Ariel arrived in London after spending 15 years working in the film and television industry in Toronto. Playing an alien in hit TV series Defiance was in many ways perfect preparation for a move to London, which, she says, has been a challenge, inspiring, a “yo yo”, but 100% worthwhile.
A mutual friend introduced her to Patrick, and on a trip to Berlin discussions took place at trendy nightspot Bohemia, over “scientific” cocktails, before the appointment was made official in London, during the cafe culture trade show in May.
Ariel is not your average salesperson, and it strikes me that Orderbird have chosen well. She is thoughtful, not blinkered, very focused on detail, and above all a socialite (positive connotations only) with a breath-taking ability to find herself in the right place, at the right time, surrounded by friends, or soon-to-become friends. She is one of those people who rarely stop talking, because they always have something intelligent to say. As her name suggests she is a little cosmic, striking, “a fairy”, as she jokingly refers to herself, recalling the many times she has confounded her bosses expectations, by turning a negative spiralling situation on its head. One head honcho became so convinced she was a lucky charm he even asked her to pick his lottery numbers!
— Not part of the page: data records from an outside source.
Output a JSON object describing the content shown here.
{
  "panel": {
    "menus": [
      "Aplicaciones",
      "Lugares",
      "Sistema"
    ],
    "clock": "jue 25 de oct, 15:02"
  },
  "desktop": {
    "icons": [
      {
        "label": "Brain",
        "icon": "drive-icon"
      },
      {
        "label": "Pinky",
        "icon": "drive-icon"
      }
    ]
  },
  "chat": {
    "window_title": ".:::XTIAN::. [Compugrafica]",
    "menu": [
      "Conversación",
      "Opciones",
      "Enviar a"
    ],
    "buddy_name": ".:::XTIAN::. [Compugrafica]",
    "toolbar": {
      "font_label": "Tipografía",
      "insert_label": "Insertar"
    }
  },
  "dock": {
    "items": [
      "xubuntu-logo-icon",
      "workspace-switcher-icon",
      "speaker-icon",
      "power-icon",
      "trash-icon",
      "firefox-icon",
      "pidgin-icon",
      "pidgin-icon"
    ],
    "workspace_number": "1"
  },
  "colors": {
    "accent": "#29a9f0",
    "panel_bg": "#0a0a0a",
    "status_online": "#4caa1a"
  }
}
In typical fashion she has thrown herself enthusiastically into the task of studying the Point of Sale (POS) market in the UK from the perspective of its locals. For example, however much of a cliché it may be, she understands that we Brits are not enamoured by efficiency and cleanliness of transaction in the same way that Canadians and Germans are. She points out that in Toronto, e-POS systems have evolved, with IPads often found attached to the dining table; you order your food with it, and it’s brought to you shortly afterwards. You can even sign the bill on the tablet with your finger, no need for your card to leave your wallet. On the one hand, this places the power in the hands of the customer, on the other it feels a little against tradition, and we set a lot of stall by tradition over here.
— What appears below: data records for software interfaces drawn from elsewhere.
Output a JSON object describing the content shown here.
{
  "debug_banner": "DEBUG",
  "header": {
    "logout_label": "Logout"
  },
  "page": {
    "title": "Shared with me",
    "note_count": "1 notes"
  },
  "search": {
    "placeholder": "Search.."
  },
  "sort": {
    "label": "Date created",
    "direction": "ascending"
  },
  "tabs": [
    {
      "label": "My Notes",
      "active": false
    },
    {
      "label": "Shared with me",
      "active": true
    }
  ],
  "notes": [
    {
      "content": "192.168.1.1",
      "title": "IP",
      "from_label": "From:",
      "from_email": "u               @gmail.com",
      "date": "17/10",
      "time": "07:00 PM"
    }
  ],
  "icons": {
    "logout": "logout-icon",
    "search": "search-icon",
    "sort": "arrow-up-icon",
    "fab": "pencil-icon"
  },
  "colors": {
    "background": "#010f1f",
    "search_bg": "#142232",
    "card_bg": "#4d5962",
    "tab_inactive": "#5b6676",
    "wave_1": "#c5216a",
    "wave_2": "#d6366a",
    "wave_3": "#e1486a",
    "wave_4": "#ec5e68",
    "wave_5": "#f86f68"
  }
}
Ariel chooses her words carefully: “anything is possible”; Orderbird “has the potential to be the leading E-POS” system for the hospitality industry in London”.
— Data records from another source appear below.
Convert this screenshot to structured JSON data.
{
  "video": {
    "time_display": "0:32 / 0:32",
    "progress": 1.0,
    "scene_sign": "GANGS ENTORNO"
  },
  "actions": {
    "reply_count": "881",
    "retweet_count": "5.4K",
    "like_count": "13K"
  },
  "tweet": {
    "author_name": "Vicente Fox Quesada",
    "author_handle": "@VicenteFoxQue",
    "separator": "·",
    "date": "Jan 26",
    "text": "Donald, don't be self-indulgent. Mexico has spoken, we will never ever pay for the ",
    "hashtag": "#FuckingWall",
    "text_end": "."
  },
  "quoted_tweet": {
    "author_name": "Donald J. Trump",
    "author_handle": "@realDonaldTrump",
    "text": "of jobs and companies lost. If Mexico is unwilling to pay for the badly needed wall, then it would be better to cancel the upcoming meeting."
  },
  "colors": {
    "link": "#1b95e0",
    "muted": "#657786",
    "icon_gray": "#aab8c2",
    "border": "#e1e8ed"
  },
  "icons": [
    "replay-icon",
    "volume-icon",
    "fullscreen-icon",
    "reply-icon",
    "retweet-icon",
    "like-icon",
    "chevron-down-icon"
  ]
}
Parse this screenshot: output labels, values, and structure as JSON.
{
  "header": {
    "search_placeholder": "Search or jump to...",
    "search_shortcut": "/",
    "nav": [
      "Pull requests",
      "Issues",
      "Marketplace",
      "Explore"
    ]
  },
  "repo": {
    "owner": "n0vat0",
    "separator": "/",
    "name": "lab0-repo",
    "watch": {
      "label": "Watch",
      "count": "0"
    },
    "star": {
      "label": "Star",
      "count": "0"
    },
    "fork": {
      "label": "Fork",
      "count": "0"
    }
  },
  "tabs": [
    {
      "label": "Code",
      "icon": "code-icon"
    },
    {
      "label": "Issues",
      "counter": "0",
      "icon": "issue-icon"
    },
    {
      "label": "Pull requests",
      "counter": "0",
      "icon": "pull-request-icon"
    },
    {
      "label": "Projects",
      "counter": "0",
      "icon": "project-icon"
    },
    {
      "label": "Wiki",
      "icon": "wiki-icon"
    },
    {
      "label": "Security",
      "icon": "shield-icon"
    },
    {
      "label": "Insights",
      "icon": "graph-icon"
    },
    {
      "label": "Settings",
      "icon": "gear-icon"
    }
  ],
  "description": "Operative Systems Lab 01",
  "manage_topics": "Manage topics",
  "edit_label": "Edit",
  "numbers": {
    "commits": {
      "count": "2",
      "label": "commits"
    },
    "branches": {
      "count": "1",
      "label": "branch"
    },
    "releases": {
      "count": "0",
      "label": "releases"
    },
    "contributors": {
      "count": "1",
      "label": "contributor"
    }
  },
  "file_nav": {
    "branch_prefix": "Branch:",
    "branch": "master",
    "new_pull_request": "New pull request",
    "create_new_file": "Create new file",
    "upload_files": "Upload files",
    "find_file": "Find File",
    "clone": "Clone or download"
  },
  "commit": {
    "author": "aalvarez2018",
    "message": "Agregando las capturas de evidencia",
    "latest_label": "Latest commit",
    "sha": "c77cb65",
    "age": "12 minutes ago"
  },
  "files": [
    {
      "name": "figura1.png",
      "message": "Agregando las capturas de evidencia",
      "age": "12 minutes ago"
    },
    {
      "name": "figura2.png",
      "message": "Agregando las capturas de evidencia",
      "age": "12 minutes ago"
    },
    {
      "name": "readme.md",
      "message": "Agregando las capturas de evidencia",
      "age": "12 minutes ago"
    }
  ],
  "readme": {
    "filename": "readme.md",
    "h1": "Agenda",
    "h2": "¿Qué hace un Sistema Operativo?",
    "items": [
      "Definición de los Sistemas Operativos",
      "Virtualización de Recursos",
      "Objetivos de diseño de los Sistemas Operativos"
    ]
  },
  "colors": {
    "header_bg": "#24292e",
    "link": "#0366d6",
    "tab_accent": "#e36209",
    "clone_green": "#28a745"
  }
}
Encouraged by the feedback she has gotten from a series of brunch dates, “coffee mornings” (literally spending a morning visiting café after café and chatting to baristas), market research, and her own observations, she has curated an action plan aimed at generating leads with a particular focus on pitching Orderbird to up and coming areas and businesses, giving chain restaurants a wide berth, and focusing on boutiques in areas such as Haggerston, Chelsea, Notting Hill and Clerkenwell.
In terms of product offering she feels the competition is a long way behind, however Orderbird are coming to the UK party a little late, and therefore trying to roll out the service in double quick time. This concerns Ariel slightly, “don’t run before you can walk”, and her honesty is refreshing. She genuinely seems to want to get the best deal for everyone. You meet a lot of people who will tell you that, you meet very few who you believe.
So will Orderbird succeed in cracking the UK market? The client testimonials and the products sheer simplicity and ease of use suggest it will, but uptake is likely to be slow at first, with every festival stall, restaurant, cafe, or beer garden outlet hard won, plus, early adopting businesses don’t tend to have large turnovers. If they can establish a foothold, however, there is no doubt that they have the right team in place to turn a promising product into a business success. Both Ariel, and Orderbird, could soon be spoiled for choice!